------ Stored data ------

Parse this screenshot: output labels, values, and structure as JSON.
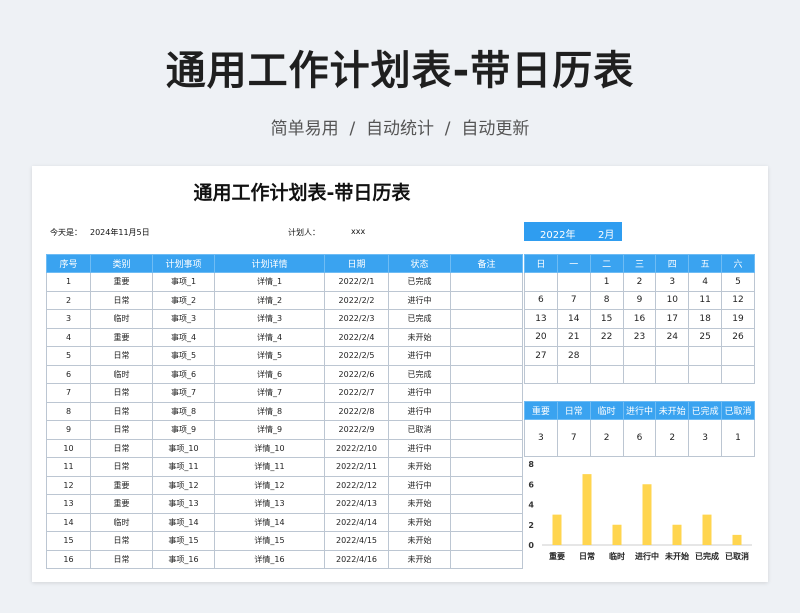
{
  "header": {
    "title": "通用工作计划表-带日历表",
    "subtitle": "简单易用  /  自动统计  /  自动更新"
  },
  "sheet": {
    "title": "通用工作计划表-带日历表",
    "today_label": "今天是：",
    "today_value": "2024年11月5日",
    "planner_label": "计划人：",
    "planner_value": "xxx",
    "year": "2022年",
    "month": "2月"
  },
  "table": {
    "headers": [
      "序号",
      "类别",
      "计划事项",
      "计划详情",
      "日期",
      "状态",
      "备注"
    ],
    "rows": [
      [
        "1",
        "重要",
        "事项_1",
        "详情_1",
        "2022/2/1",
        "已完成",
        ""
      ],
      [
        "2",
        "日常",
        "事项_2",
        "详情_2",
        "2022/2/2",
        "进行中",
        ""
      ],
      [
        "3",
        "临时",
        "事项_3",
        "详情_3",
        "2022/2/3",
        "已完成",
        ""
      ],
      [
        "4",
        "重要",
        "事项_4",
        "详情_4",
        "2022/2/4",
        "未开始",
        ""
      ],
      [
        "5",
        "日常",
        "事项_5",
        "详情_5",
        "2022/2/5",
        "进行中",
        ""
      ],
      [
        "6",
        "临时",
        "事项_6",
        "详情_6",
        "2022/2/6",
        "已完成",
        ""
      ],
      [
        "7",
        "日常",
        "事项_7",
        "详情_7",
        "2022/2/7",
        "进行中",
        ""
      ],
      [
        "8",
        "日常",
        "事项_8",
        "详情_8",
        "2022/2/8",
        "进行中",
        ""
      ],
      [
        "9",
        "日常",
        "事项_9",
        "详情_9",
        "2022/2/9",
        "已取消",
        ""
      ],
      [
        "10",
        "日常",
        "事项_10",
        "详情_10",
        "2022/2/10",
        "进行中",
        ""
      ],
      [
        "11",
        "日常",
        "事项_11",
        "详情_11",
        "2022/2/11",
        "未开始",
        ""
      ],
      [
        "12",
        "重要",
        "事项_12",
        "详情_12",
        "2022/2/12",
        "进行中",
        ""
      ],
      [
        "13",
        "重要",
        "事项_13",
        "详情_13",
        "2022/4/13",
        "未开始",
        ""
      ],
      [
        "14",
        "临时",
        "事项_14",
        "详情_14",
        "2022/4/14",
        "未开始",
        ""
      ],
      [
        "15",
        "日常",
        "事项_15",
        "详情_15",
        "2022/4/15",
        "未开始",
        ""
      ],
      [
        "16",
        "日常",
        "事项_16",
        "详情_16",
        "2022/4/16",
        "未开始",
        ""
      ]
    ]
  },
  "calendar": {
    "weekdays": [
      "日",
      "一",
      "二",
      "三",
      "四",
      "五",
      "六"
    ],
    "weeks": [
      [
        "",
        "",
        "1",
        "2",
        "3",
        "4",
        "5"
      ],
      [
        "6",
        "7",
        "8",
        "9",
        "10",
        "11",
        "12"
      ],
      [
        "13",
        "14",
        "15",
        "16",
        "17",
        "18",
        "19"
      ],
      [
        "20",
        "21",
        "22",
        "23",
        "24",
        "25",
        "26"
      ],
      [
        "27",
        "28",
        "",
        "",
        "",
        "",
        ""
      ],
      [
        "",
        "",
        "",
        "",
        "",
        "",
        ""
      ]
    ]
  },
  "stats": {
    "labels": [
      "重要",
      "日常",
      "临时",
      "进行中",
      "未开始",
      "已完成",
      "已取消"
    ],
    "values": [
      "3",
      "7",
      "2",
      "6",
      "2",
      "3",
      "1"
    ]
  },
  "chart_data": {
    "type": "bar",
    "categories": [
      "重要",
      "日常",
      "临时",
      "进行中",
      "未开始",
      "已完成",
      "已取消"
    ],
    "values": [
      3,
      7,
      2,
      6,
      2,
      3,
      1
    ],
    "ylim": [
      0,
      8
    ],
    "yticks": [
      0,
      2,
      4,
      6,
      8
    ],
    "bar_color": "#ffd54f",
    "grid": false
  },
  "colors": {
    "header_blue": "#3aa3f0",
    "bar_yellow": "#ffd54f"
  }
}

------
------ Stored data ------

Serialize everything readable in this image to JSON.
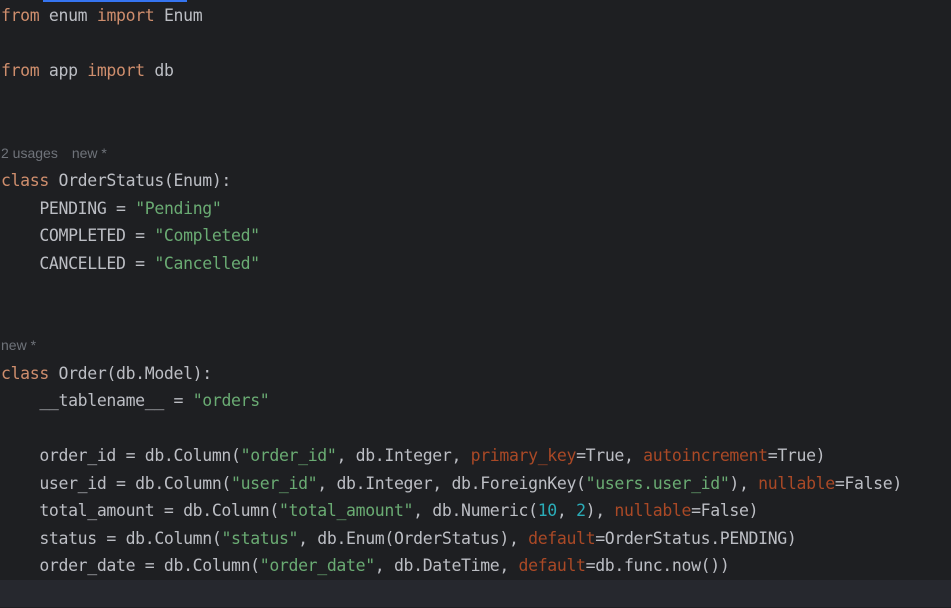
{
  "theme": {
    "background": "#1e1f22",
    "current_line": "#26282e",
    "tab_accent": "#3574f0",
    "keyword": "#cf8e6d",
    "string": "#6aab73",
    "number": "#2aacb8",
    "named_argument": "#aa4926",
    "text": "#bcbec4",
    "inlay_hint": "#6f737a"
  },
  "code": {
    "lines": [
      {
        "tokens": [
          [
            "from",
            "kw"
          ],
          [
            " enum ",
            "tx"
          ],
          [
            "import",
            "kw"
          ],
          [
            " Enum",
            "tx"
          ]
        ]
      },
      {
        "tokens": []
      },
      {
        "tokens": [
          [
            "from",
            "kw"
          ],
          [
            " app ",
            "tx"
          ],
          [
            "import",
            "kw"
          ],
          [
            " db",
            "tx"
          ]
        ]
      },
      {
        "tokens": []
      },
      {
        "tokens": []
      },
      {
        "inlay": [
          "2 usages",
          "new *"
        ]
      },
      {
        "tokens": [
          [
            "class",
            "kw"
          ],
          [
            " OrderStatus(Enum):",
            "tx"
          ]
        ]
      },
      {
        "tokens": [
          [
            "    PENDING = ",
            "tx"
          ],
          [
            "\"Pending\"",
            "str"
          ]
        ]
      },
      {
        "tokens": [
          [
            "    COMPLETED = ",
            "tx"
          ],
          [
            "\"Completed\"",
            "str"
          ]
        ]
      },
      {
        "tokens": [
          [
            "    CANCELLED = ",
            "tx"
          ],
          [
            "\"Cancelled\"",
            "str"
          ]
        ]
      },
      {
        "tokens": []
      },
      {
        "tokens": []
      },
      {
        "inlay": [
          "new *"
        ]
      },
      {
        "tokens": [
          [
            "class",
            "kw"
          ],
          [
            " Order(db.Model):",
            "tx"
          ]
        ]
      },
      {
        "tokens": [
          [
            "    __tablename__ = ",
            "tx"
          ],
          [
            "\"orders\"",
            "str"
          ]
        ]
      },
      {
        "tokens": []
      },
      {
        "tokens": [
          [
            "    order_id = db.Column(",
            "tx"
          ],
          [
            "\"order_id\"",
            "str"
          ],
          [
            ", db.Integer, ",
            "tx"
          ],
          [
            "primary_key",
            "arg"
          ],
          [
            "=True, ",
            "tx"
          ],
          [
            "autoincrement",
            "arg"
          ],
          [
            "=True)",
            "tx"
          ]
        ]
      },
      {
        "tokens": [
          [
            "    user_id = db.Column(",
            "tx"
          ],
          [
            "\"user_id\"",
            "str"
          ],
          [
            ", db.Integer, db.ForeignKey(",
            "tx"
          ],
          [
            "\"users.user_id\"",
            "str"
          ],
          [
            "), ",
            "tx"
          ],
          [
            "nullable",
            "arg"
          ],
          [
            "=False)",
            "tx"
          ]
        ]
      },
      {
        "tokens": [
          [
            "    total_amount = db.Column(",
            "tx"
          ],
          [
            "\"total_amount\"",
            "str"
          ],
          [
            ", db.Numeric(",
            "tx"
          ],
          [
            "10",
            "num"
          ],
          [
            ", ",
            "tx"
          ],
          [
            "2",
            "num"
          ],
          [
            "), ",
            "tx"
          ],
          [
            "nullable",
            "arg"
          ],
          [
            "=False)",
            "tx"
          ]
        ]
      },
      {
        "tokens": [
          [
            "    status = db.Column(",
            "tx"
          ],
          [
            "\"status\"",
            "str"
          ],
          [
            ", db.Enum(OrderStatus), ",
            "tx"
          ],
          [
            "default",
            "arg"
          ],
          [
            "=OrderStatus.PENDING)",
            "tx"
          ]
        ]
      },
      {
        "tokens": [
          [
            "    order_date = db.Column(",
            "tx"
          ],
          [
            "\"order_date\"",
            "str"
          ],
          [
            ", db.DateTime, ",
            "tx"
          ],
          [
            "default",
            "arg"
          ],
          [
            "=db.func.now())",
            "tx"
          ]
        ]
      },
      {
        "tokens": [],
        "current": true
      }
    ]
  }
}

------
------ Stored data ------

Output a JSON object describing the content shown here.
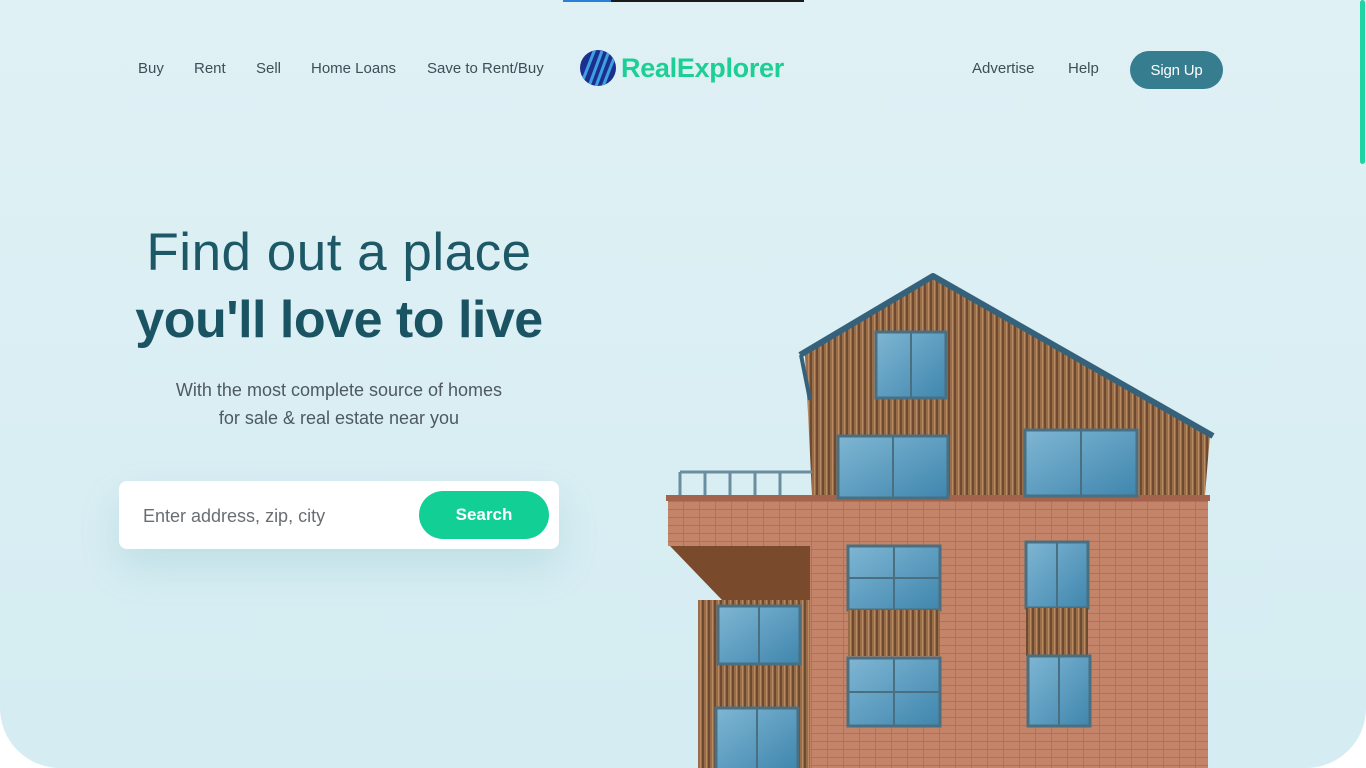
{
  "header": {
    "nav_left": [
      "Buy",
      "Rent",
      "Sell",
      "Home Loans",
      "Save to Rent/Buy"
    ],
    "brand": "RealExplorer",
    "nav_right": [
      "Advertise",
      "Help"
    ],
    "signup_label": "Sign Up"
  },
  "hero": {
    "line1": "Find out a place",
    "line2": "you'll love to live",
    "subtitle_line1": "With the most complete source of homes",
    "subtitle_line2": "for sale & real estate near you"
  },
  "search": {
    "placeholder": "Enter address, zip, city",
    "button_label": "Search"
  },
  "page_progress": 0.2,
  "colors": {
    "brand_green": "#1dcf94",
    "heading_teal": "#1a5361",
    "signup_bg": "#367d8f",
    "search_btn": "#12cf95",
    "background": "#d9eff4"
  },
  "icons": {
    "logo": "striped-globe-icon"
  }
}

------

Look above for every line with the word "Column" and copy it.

▶ [Result for this task]
            "    order_id = db.Column(",
            "    user_id = db.Column(",
            "    total_amount = db.Column(",
            "    status = db.Column(",
            "    order_date = db.Column(",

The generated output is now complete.